Element data from apps and pages
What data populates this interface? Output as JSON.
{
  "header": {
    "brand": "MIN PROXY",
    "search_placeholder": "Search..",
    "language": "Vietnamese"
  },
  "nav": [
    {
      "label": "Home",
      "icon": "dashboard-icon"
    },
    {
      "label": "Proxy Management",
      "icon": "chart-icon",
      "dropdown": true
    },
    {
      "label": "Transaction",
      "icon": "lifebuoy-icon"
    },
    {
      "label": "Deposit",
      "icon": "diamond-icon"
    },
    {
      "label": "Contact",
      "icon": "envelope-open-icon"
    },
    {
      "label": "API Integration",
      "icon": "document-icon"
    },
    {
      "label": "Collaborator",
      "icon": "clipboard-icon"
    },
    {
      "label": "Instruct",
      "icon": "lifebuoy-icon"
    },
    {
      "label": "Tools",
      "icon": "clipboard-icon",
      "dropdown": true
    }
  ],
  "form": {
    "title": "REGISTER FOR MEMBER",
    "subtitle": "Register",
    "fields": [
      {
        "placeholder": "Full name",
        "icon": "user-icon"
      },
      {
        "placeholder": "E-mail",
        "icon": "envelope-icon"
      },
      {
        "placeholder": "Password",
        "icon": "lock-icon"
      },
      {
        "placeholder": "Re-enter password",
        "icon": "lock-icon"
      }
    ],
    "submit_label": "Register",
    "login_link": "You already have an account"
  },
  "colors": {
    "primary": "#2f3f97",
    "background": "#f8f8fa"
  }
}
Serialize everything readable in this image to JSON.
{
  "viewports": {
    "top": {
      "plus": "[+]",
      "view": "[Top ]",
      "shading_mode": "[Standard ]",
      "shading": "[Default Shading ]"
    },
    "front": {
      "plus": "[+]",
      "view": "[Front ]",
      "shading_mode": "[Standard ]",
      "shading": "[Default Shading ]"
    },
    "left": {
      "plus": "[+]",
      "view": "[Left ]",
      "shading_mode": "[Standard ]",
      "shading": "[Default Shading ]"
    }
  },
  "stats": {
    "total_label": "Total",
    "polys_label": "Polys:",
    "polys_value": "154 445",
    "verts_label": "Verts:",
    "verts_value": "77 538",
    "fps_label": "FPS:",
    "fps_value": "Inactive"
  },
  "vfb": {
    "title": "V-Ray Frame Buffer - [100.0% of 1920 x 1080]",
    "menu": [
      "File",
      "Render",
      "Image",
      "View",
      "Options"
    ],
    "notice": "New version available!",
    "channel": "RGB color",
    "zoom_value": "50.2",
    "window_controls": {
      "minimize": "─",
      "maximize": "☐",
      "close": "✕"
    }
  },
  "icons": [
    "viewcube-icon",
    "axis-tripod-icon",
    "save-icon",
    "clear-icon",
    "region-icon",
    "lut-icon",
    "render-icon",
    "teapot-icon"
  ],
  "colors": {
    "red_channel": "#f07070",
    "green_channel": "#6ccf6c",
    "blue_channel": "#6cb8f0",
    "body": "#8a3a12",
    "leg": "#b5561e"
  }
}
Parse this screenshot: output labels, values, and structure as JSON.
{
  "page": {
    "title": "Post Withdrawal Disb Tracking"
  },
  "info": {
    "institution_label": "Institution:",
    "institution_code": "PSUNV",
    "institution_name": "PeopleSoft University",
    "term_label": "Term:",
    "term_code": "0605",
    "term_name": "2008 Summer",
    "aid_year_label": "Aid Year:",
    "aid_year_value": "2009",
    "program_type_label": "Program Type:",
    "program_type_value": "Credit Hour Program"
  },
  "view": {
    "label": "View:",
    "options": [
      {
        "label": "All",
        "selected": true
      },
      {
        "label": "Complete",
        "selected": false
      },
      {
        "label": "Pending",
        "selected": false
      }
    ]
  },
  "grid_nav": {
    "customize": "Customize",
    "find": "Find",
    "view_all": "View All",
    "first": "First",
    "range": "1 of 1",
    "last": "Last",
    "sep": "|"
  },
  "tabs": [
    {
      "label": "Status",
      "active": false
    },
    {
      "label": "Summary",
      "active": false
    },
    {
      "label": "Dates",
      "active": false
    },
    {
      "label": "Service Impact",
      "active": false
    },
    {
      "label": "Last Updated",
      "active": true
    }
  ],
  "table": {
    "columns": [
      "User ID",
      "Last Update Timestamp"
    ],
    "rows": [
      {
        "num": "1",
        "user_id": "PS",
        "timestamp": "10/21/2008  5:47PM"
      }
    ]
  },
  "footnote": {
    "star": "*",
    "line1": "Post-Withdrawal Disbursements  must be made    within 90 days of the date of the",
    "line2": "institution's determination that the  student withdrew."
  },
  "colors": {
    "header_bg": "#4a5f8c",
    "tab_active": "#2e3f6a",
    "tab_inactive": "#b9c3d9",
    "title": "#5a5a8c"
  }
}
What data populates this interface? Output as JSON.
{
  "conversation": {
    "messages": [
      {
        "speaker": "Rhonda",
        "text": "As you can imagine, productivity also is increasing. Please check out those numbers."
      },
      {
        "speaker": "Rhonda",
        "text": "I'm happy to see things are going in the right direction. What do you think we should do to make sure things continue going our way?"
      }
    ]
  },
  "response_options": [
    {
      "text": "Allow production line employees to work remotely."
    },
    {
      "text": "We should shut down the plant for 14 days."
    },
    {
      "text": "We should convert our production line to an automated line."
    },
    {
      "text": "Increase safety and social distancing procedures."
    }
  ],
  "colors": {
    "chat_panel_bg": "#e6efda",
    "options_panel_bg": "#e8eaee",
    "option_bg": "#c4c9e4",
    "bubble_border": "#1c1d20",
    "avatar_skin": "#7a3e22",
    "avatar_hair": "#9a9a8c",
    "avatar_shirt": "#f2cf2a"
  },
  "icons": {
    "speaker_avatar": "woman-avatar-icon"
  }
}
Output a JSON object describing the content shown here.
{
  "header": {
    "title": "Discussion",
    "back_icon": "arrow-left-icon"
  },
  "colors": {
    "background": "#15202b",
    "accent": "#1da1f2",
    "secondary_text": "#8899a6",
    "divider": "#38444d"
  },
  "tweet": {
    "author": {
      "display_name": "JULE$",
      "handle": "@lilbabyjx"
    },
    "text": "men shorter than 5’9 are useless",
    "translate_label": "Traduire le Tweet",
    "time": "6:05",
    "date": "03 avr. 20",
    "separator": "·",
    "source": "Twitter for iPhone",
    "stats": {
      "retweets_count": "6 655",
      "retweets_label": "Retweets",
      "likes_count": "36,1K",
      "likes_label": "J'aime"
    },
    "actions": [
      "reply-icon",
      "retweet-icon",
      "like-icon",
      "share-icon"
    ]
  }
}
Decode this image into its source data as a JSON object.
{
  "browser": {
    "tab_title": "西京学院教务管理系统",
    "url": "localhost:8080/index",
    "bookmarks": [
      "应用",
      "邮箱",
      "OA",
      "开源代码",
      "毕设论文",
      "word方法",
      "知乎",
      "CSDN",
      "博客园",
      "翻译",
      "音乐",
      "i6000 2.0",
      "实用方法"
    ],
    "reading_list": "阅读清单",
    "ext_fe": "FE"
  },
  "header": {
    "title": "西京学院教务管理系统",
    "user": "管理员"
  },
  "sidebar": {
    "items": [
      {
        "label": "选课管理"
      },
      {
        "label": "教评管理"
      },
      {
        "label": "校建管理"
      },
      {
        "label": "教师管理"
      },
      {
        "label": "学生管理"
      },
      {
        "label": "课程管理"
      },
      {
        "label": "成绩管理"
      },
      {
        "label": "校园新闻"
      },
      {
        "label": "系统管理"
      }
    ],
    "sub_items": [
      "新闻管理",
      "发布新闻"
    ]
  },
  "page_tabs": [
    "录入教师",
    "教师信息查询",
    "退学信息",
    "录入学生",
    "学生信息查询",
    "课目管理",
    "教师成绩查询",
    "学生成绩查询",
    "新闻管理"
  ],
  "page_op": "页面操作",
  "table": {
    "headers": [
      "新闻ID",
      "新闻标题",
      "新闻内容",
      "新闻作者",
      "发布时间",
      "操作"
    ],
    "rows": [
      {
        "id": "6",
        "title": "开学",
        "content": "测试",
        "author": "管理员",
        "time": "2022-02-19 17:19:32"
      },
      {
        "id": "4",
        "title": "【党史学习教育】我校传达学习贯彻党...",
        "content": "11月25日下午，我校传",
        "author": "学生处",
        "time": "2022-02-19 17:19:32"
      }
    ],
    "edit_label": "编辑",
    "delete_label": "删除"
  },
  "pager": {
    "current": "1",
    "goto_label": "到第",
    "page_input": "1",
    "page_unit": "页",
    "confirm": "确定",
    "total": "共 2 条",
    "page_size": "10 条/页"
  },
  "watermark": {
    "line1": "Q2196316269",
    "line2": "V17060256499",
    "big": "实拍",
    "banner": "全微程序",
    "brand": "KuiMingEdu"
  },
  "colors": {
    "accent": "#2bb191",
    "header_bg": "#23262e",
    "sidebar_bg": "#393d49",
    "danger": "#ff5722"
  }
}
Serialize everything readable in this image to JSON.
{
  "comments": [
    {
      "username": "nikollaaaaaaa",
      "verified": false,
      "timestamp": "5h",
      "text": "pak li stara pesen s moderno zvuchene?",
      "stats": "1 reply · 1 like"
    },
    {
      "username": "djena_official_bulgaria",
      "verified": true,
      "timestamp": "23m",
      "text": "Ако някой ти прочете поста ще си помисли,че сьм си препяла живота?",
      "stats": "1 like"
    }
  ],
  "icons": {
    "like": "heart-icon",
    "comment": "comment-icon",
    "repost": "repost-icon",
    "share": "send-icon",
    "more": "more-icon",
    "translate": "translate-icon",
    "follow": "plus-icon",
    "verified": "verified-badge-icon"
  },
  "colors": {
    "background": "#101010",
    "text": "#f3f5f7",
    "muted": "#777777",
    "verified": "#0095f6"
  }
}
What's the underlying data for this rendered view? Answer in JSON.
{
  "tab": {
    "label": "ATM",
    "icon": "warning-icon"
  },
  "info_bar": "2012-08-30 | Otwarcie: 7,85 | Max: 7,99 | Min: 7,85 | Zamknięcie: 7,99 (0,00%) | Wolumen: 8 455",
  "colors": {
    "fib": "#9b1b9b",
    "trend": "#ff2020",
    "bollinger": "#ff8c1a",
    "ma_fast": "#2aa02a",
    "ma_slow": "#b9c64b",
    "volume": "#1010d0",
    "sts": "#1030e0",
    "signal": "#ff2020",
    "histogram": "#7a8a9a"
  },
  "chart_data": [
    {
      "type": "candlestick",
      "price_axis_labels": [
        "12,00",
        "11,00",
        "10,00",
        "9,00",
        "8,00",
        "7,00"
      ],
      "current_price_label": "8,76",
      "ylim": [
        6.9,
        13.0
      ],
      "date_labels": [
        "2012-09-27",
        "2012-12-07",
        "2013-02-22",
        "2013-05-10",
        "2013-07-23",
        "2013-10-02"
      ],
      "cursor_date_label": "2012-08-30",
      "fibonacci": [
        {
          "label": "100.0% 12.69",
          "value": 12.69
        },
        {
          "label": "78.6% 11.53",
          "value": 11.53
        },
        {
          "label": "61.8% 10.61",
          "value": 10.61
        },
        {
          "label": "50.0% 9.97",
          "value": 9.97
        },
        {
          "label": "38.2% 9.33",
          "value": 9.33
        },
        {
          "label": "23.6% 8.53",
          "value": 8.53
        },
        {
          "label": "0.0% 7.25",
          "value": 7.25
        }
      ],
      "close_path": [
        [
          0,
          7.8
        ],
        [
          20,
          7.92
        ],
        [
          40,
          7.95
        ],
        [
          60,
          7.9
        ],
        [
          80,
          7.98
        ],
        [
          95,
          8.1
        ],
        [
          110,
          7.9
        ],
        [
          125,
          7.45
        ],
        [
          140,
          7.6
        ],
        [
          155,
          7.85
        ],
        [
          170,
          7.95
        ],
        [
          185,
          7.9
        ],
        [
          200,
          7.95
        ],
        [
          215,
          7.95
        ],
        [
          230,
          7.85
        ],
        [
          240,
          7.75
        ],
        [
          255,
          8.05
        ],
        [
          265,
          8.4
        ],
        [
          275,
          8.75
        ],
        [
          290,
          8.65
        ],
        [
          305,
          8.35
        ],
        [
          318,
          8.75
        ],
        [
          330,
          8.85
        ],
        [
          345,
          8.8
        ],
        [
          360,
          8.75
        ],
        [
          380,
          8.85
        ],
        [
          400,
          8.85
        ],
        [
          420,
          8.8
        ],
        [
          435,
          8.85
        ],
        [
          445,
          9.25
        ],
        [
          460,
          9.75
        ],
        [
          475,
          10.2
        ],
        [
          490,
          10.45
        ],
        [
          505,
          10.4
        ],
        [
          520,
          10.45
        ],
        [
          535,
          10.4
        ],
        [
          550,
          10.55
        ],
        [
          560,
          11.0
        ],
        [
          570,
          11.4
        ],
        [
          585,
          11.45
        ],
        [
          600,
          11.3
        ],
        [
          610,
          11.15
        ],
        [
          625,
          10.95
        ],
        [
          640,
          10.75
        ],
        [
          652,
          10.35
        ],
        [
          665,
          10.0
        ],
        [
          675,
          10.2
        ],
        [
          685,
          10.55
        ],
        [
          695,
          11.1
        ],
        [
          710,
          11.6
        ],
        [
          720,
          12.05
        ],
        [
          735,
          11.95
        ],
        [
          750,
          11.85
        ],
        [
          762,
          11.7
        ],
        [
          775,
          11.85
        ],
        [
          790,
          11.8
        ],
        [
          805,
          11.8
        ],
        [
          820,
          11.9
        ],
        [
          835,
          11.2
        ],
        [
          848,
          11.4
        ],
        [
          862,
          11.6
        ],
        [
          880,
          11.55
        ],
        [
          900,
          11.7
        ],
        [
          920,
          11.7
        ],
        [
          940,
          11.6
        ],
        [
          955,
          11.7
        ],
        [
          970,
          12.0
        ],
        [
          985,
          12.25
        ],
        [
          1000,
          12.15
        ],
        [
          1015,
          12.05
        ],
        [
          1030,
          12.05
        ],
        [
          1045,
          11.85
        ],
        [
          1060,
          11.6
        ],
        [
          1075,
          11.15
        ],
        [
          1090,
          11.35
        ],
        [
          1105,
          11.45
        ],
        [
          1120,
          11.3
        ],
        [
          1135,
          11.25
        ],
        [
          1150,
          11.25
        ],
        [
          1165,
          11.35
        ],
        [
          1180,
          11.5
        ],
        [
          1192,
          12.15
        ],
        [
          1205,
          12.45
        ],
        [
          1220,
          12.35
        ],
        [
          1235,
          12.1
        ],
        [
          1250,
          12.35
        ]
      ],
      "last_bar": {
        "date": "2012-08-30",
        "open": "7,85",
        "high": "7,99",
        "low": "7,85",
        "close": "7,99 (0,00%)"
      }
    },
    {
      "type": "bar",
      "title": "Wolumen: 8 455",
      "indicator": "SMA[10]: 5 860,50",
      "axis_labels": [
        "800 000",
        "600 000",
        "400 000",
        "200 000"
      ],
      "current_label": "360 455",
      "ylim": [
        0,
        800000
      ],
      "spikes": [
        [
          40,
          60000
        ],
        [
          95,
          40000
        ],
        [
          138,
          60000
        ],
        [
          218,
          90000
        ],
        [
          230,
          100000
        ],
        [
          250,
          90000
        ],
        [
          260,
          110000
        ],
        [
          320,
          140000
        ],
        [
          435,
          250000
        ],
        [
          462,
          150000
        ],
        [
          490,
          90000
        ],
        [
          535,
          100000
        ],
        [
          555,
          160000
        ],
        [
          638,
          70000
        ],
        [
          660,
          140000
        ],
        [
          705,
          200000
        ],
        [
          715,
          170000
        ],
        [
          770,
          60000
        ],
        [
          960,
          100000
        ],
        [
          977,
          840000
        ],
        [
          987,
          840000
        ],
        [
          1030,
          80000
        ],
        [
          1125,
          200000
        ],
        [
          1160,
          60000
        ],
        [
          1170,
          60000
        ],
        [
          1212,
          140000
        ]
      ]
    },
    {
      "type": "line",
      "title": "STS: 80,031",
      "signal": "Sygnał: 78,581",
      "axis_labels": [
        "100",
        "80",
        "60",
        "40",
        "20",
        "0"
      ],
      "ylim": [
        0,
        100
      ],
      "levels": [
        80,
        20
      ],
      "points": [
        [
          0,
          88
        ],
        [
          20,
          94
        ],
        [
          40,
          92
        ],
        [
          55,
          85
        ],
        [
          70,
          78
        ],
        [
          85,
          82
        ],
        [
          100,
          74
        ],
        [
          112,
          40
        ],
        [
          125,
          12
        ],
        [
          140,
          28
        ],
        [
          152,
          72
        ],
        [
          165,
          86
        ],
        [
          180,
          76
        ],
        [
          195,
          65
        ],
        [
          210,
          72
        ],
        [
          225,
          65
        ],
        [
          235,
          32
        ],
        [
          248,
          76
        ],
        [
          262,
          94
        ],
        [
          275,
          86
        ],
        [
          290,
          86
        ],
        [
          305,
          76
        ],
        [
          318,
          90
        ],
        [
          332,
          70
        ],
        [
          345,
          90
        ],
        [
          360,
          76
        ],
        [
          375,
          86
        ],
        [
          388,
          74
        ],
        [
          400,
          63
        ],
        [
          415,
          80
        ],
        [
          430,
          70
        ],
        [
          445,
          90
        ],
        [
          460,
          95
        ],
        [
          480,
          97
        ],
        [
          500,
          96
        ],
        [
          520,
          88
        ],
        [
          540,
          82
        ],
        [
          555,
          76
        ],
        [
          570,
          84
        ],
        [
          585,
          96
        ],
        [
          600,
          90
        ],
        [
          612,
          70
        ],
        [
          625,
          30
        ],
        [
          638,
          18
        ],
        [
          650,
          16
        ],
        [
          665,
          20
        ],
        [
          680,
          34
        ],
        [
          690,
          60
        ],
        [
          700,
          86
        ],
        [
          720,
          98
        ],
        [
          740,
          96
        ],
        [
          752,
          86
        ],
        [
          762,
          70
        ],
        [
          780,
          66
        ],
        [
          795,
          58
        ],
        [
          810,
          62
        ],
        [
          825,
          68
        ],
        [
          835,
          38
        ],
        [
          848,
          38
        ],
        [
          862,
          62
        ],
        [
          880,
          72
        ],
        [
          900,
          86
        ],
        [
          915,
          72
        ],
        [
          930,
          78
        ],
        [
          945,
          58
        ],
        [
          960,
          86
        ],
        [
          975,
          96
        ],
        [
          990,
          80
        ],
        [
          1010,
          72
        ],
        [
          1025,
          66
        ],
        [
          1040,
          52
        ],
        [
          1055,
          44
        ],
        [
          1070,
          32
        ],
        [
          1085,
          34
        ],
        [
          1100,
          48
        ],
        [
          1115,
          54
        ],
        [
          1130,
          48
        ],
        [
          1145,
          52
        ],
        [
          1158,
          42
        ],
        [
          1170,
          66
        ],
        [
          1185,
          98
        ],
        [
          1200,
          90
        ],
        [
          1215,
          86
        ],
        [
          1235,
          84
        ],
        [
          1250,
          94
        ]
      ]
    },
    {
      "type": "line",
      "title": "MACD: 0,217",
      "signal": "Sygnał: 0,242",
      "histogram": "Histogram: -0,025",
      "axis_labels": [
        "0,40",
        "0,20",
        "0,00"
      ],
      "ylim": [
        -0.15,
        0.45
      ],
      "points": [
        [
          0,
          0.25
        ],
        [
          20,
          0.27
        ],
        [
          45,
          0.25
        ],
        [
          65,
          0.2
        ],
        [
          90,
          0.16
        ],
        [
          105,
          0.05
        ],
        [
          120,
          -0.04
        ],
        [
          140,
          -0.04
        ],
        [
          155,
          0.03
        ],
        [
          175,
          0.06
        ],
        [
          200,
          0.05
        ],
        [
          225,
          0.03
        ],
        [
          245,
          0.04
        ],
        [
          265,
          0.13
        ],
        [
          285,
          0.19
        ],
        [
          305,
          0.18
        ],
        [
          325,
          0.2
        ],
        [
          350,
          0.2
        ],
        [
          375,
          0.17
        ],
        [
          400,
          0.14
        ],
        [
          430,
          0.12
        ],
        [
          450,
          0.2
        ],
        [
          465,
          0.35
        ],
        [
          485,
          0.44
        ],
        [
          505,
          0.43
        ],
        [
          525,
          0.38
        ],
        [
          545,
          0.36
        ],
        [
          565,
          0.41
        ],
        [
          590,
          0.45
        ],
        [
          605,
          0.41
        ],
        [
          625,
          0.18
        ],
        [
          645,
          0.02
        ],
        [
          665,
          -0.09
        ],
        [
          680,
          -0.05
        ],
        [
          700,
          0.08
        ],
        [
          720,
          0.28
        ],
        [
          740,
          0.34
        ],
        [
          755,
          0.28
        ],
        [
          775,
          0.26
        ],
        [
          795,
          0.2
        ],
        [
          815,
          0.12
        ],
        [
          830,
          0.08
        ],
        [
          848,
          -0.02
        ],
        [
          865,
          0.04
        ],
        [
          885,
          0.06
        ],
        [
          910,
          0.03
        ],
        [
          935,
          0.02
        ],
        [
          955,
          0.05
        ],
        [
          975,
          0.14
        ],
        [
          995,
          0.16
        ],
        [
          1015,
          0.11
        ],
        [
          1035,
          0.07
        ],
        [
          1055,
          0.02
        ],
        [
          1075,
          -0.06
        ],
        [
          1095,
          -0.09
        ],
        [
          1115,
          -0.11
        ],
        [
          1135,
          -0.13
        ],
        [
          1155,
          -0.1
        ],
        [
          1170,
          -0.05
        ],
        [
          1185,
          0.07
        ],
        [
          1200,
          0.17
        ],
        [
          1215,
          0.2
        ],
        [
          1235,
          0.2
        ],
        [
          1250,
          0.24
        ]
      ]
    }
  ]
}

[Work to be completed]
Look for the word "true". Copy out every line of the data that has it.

[Task result]
      "dropdown": true
      "dropdown": true
        "selected": true
      "active": true
      "verified": true,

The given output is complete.